In my view that decision — through collaboration, release stories in the press vehicle “closest to those individuals whose privacy has been invaded” — won the Pulitzer today.
“We did not have to do our reporting from London.”
At crucial moments, the “networked” part of the surveillance story kept it from being contained by the authorities. The most dramatic is when Alan Rusbridger of The Guardian told the men from the UK government that he would comply with their demands to destroy the computer hard drives containing the Snowden files. But:
I explained to the man from Whitehall about the nature of international collaborations and the way in which, these days, media organisations could take advantage of the most permissive legal environments. Bluntly, we did not have to do our reporting from London. Already most of the NSA stories were being reported and edited out of New York. And had it occurred to him that Greenwald lived in Brazil?
In a sense it’s that moment that deserved the Pulitzer today.
The international press sphere
When the Guardian shared some of the Snowden documents with ProPublica and the New York Times, there was a logic to spreading the wealth and joining forces in this way. They had worked it out over Wikileaks. Rusbridger:
[It] happened just after we took possession of the first tranche of WikiLeaks documents in 2010. I strongly suspected that our ability to research and publish anything to do with this trove of secret material would be severely constrained in the UK. America, for all its own problems with media laws and whistleblowers, at least has press freedom enshrined in a written constitution. It is also, I hope, unthinkable that any US government would attempt prior restraint against a news organisation planning to publish material that informed an important public debate, however troublesome or embarrassing.
In a sense it has been the international press sphere, an alliance of newsrooms on several continents, operating as publisher of the Snowden files. And that way of doing it won a Pulitzer today.
“I wish Snowden had come to me.”
In its entirety the Snowden story system is a hard thing to hang a prize on. But we know what some of its principles are. In November of last year Bob Woodward of the Washington Post (there is no larger figure in Pulitzer lore) complained about the way the story system was working. Snowden had made a mistake by not coming to him, Woodward said. He, Bob, would have known how to bring order and narrative to the material. Incredibly, he argued for keeping Snowden’s identity a secret, as if this was up to the great reporter with his prize source to rule upon and not Snowden as a public actor himself.
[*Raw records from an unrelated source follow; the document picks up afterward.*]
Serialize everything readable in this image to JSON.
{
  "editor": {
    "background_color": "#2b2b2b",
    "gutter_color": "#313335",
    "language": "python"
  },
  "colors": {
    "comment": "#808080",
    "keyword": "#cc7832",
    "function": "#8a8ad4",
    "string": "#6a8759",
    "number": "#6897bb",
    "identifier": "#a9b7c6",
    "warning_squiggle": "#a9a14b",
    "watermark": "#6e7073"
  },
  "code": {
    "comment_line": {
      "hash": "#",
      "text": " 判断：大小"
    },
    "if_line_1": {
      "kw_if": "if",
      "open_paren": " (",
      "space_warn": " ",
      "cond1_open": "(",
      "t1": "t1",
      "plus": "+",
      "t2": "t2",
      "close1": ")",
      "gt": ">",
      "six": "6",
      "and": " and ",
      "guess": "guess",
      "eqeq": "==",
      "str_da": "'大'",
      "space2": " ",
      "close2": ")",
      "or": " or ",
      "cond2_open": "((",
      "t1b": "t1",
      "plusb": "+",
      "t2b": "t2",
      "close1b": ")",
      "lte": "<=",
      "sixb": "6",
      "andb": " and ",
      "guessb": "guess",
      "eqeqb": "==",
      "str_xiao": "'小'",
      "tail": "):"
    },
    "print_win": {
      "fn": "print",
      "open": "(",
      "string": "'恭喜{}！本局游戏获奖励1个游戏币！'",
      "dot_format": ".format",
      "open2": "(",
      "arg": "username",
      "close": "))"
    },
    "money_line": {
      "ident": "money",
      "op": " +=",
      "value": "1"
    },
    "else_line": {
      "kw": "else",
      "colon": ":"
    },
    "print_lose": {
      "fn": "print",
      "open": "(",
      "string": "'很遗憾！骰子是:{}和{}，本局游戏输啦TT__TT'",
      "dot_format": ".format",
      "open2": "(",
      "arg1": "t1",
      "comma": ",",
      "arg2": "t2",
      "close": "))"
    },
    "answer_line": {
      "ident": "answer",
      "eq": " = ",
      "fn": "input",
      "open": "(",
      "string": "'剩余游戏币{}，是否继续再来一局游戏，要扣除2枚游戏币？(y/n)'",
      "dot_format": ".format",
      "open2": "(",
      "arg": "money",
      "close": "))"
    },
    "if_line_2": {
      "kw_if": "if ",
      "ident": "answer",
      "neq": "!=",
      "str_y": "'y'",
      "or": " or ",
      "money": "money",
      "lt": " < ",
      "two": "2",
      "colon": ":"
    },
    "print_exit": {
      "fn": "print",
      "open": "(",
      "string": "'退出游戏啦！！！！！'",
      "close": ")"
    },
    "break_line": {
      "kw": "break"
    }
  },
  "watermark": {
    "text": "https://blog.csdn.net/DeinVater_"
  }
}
Gellman reacted swiftly to Woodward’s Sun King delusiuons. He did it in public, with no hesitation about taking on an icon of the Post:
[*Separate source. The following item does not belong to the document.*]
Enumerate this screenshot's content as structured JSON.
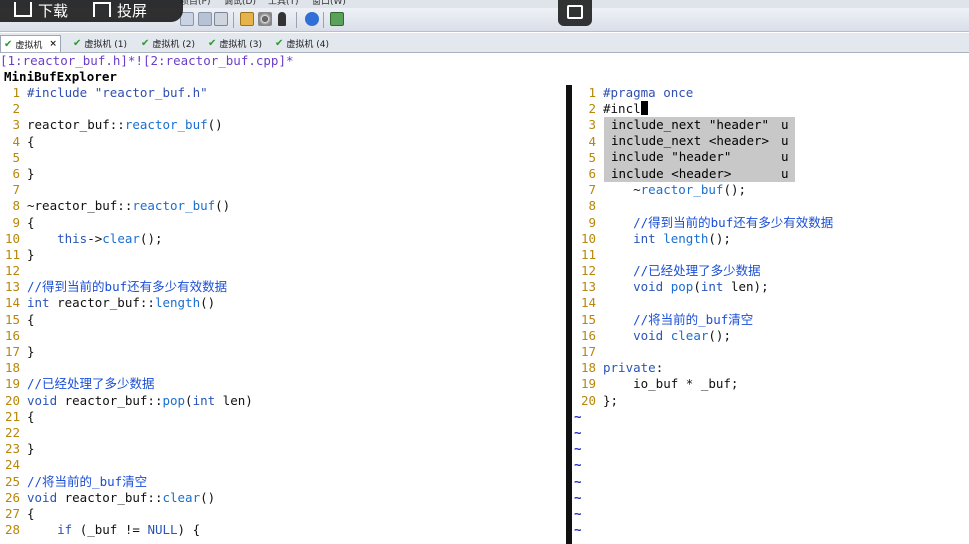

“I can’t explain why Bob would insult the source who brought us this extraordinary story or the exemplary work of his colleagues in pursuing it,” Gellman said in an email to HuffPost Thursday.
“The ‘others’ he dismissed include [The Washington Post’s] Greg Miller, Julie Tate, Carol Leonnig, Ellen Nakashima, Craig Whitlock, Craig Timberg, Steven Rich and Ashkan Soltani — all of whom are building on the Snowden archive with me to land scoop after scoop,” Gellman continued. “I won’t get into why Snowden came to me or didn’t come to Bob. But the idea of keeping Snowden anonymous, or of waiting for one ‘coherent’ story, suggests that Bob does not understand my source or the world he lived in.”
Gellman knew that for this story only coalitions of journalists with sources could get it done. For me, that moment of push back also got a Pulitzer today.